Start of Data

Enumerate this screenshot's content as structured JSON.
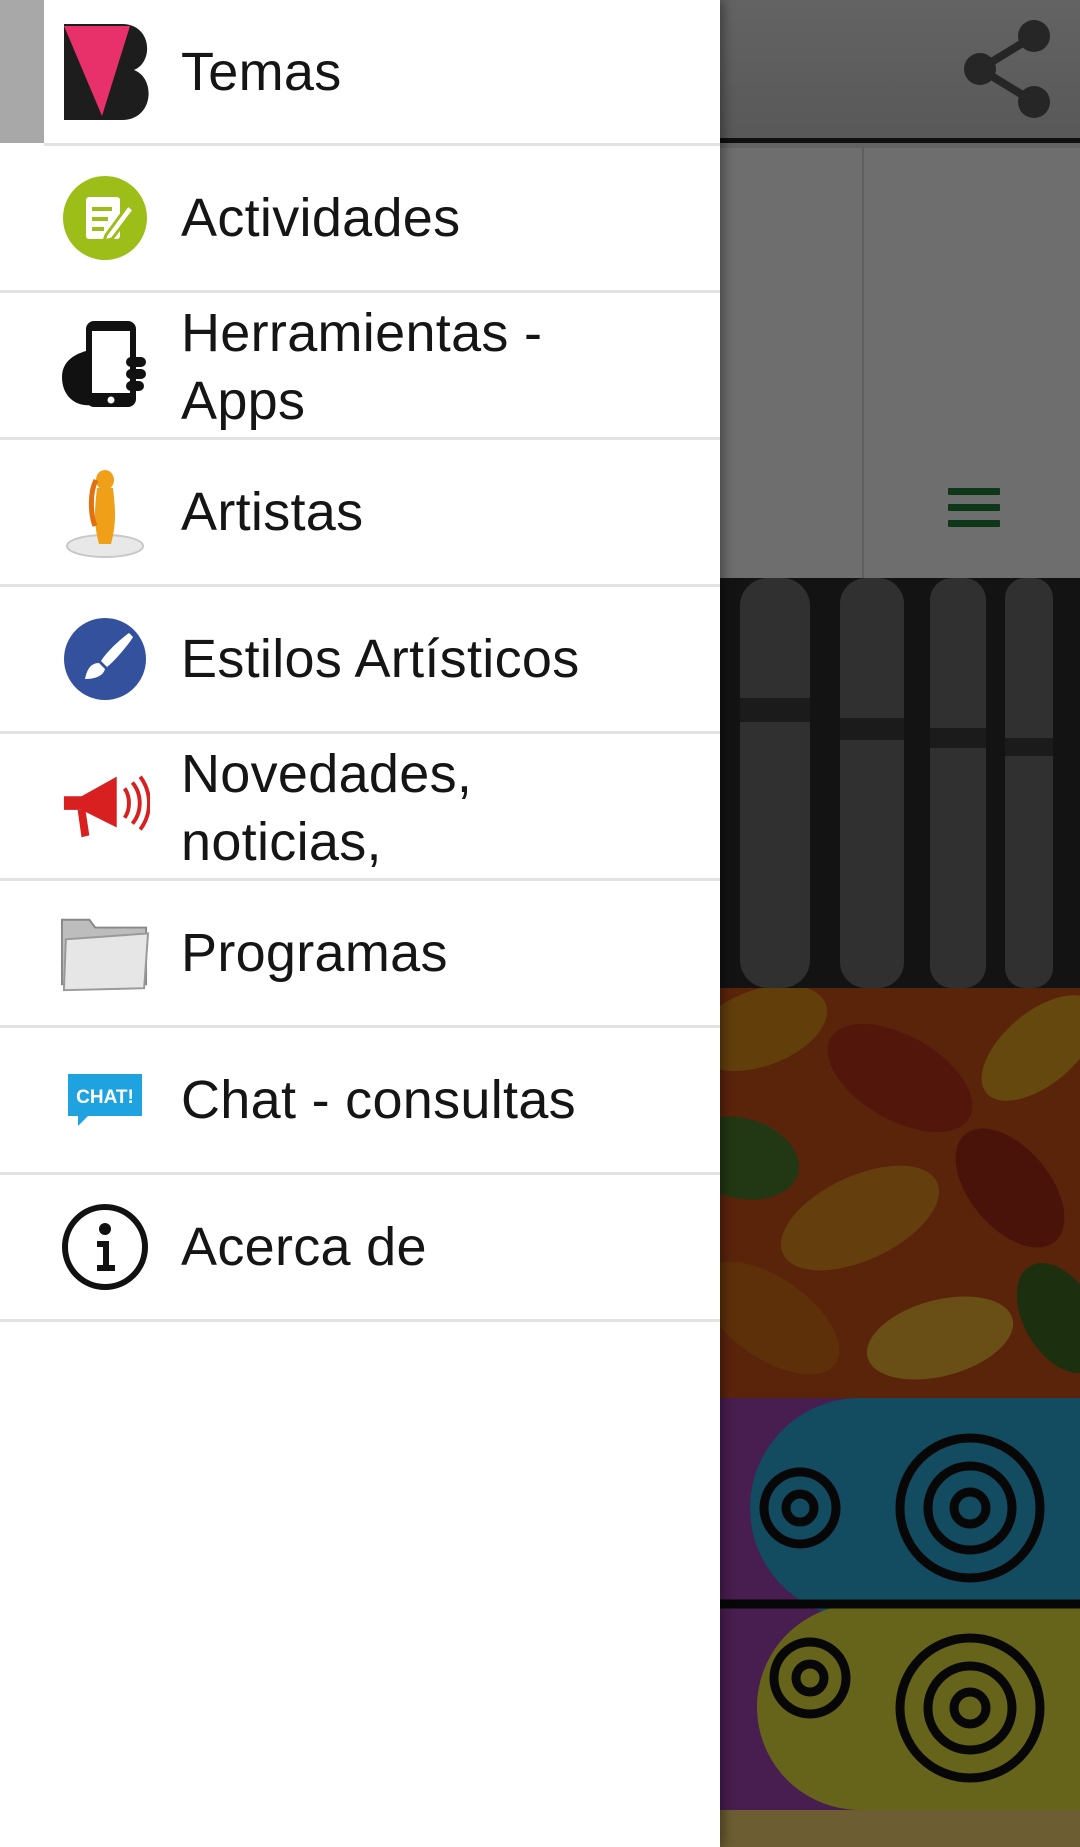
{
  "drawer": {
    "items": [
      {
        "label": "Temas",
        "icon": "temas-logo-icon"
      },
      {
        "label": "Actividades",
        "icon": "notes-icon",
        "color": "#9dbd18"
      },
      {
        "label": "Herramientas - Apps",
        "icon": "phone-hand-icon"
      },
      {
        "label": "Artistas",
        "icon": "venus-statue-icon",
        "color": "#f0a018"
      },
      {
        "label": "Estilos Artísticos",
        "icon": "paintbrush-icon",
        "color": "#34519e"
      },
      {
        "label": "Novedades, noticias,",
        "icon": "megaphone-icon",
        "color": "#d82020"
      },
      {
        "label": "Programas",
        "icon": "folder-icon"
      },
      {
        "label": "Chat - consultas",
        "icon": "chat-icon",
        "color": "#1fa3e0",
        "icon_text": "CHAT!"
      },
      {
        "label": "Acerca de",
        "icon": "info-icon"
      }
    ]
  },
  "background": {
    "toolbar_color": "#d0d0d0",
    "accent": "#1f7a3a"
  }
}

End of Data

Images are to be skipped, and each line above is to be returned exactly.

Enumerate this screenshot's content as structured JSON.
{
  "drawer": {
    "items": [
      {
        "label": "Temas",
        "icon": "temas-logo-icon"
      },
      {
        "label": "Actividades",
        "icon": "notes-icon",
        "color": "#9dbd18"
      },
      {
        "label": "Herramientas - Apps",
        "icon": "phone-hand-icon"
      },
      {
        "label": "Artistas",
        "icon": "venus-statue-icon",
        "color": "#f0a018"
      },
      {
        "label": "Estilos Artísticos",
        "icon": "paintbrush-icon",
        "color": "#34519e"
      },
      {
        "label": "Novedades, noticias,",
        "icon": "megaphone-icon",
        "color": "#d82020"
      },
      {
        "label": "Programas",
        "icon": "folder-icon"
      },
      {
        "label": "Chat - consultas",
        "icon": "chat-icon",
        "color": "#1fa3e0",
        "icon_text": "CHAT!"
      },
      {
        "label": "Acerca de",
        "icon": "info-icon"
      }
    ]
  },
  "background": {
    "toolbar_color": "#d0d0d0",
    "accent": "#1f7a3a"
  }
}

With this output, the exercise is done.